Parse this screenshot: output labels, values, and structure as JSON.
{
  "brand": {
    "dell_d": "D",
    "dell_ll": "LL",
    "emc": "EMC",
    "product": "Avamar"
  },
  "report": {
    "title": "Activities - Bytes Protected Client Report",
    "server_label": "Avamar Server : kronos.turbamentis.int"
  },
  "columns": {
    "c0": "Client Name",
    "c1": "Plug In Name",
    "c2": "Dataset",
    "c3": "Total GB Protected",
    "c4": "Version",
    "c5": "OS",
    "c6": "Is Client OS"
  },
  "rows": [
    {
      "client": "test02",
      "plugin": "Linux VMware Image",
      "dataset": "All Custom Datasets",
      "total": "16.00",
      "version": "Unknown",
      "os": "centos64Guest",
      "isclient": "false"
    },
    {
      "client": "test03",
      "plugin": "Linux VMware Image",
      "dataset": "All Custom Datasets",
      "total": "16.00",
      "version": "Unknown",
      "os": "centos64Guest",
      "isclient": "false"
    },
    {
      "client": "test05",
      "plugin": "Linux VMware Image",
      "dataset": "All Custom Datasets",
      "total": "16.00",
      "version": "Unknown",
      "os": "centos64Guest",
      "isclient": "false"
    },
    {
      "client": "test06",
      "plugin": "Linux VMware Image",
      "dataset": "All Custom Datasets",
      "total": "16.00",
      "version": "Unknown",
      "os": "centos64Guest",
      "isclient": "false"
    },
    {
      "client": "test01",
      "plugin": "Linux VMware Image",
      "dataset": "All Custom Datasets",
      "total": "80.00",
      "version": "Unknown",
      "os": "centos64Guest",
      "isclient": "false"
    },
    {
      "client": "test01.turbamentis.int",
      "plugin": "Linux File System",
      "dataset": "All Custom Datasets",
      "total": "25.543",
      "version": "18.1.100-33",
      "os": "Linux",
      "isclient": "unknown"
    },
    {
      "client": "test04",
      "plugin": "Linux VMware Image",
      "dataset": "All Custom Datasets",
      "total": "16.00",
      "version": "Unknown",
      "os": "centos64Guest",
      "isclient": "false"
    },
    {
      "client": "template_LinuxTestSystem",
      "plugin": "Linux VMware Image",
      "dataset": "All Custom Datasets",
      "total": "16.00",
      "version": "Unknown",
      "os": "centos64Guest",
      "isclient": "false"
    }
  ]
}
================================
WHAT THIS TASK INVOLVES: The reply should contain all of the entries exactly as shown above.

TASK RESPONSE:
Parse this screenshot: output labels, values, and structure as JSON.
{
  "brand": {
    "dell_d": "D",
    "dell_ll": "LL",
    "emc": "EMC",
    "product": "Avamar"
  },
  "report": {
    "title": "Activities - Bytes Protected Client Report",
    "server_label": "Avamar Server : kronos.turbamentis.int"
  },
  "columns": {
    "c0": "Client Name",
    "c1": "Plug In Name",
    "c2": "Dataset",
    "c3": "Total GB Protected",
    "c4": "Version",
    "c5": "OS",
    "c6": "Is Client OS"
  },
  "rows": [
    {
      "client": "test02",
      "plugin": "Linux VMware Image",
      "dataset": "All Custom Datasets",
      "total": "16.00",
      "version": "Unknown",
      "os": "centos64Guest",
      "isclient": "false"
    },
    {
      "client": "test03",
      "plugin": "Linux VMware Image",
      "dataset": "All Custom Datasets",
      "total": "16.00",
      "version": "Unknown",
      "os": "centos64Guest",
      "isclient": "false"
    },
    {
      "client": "test05",
      "plugin": "Linux VMware Image",
      "dataset": "All Custom Datasets",
      "total": "16.00",
      "version": "Unknown",
      "os": "centos64Guest",
      "isclient": "false"
    },
    {
      "client": "test06",
      "plugin": "Linux VMware Image",
      "dataset": "All Custom Datasets",
      "total": "16.00",
      "version": "Unknown",
      "os": "centos64Guest",
      "isclient": "false"
    },
    {
      "client": "test01",
      "plugin": "Linux VMware Image",
      "dataset": "All Custom Datasets",
      "total": "80.00",
      "version": "Unknown",
      "os": "centos64Guest",
      "isclient": "false"
    },
    {
      "client": "test01.turbamentis.int",
      "plugin": "Linux File System",
      "dataset": "All Custom Datasets",
      "total": "25.543",
      "version": "18.1.100-33",
      "os": "Linux",
      "isclient": "unknown"
    },
    {
      "client": "test04",
      "plugin": "Linux VMware Image",
      "dataset": "All Custom Datasets",
      "total": "16.00",
      "version": "Unknown",
      "os": "centos64Guest",
      "isclient": "false"
    },
    {
      "client": "template_LinuxTestSystem",
      "plugin": "Linux VMware Image",
      "dataset": "All Custom Datasets",
      "total": "16.00",
      "version": "Unknown",
      "os": "centos64Guest",
      "isclient": "false"
    }
  ]
}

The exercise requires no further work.